  • once it’s live, we’re then selling it and it’s on it’s way to you!
  • We have 3,700+ products on our site, and we’re launching somewhere around 120 SKU’s a month, so this process is happening constantly, simultaneously, and with ever-changing timelines and variables!!
  • And it’s all happening on top of our “normal” workload, which is serving you, promoting, answering questions, receiving and shipping all the currently offered products we carry


7) stuartjackson612- Instagram (49:37)

As a sort of follow on from Brian’s post on weird places to fill a pen, what is the weirdest place you or your team has had to clean their pens or most embarrassing ink stain they’ve ever suffered?

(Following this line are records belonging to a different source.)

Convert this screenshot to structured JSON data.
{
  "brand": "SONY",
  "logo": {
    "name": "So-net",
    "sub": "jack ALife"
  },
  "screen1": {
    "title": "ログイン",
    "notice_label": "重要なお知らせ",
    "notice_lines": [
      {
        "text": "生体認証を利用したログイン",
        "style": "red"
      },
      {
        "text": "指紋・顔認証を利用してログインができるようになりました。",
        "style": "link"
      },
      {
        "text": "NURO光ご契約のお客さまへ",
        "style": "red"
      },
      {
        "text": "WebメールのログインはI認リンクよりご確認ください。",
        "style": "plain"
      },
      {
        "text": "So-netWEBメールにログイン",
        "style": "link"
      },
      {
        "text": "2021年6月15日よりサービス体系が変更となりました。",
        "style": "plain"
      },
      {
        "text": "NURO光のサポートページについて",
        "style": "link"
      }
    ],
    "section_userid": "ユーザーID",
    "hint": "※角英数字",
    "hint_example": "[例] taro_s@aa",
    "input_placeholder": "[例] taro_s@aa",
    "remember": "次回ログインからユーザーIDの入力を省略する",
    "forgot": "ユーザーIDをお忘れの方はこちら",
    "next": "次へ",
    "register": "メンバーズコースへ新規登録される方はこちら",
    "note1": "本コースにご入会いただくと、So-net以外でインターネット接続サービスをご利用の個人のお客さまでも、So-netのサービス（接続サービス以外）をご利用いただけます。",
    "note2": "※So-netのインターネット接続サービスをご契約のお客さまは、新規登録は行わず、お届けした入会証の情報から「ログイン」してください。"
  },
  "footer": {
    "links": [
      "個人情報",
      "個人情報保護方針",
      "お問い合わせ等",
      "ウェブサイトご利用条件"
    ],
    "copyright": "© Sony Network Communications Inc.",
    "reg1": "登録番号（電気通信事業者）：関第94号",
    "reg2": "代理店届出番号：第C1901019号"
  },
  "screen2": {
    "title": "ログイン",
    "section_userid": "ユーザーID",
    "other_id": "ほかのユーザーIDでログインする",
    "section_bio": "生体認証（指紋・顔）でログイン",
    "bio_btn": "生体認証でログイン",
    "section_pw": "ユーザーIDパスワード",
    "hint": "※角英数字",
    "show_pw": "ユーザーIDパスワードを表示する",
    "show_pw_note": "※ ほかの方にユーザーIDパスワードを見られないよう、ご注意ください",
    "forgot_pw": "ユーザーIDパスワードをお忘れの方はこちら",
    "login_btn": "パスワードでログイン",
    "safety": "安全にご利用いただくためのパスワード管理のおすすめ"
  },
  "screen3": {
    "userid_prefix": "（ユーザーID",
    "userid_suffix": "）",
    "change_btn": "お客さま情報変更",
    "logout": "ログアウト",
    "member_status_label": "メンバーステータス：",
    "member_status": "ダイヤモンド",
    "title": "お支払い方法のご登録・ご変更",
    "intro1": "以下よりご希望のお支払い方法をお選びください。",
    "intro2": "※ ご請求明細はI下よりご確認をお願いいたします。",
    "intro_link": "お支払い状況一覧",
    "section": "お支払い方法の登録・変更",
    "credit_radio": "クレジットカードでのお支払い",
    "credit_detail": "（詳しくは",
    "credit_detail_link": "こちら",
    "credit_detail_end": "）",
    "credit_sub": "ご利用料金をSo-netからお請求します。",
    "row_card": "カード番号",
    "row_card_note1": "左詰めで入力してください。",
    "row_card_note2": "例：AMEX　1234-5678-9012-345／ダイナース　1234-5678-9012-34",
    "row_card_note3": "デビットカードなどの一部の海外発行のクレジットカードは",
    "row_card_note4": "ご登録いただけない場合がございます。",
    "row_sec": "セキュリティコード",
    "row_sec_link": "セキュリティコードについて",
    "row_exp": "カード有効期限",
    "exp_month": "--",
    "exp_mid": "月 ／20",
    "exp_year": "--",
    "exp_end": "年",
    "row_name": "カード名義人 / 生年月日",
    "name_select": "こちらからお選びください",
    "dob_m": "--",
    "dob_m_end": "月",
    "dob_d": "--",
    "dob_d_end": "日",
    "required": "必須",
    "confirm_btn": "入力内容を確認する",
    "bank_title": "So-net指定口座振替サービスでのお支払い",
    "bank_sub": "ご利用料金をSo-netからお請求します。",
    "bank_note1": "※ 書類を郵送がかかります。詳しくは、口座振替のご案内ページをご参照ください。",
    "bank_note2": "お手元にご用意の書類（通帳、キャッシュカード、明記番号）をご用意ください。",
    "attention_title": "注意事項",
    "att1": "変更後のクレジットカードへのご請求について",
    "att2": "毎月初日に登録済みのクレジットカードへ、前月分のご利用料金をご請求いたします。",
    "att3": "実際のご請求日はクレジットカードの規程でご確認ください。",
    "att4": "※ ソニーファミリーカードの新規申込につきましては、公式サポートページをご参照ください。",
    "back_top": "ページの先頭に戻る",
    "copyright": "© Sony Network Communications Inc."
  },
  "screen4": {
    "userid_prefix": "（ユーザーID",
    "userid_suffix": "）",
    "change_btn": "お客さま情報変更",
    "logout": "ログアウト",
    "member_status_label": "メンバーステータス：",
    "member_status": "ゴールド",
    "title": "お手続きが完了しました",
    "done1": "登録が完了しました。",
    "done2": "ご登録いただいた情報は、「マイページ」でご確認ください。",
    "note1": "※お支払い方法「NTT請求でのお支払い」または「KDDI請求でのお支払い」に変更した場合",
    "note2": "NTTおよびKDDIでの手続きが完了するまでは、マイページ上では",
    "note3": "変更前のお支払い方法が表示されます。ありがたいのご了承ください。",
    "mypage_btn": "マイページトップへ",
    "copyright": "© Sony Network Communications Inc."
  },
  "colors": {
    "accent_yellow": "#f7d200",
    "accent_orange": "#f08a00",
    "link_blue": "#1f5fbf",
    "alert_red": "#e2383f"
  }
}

  • I’ve cleaned my pens in numerous hotel bathrooms, public restroom sinks at work conferences and whatnot
  • mine is probably not so much that it’s been in a weird place, but more than I’ve live streamed a great number of my pen cleanings on Instagram Live or Periscope (back in the day)
  • I’ve had very few ink stains with all my years handling pens
  • first day I used a pen I spilled ink all over my kitchen island
  • One time ink sampling I dumped the majority of a bottle of ink in my lap (but it all washed out!)
  • I once left a pen in my pocket and washed my pants, mine were fine but I stained Rachel’s pajamas!

QOTW: What’s your worst ink stain story? (53:21)

Writing Prompt: Write a list of your top 5 movies of all time! (53:48)

Write On,
Brian Goulet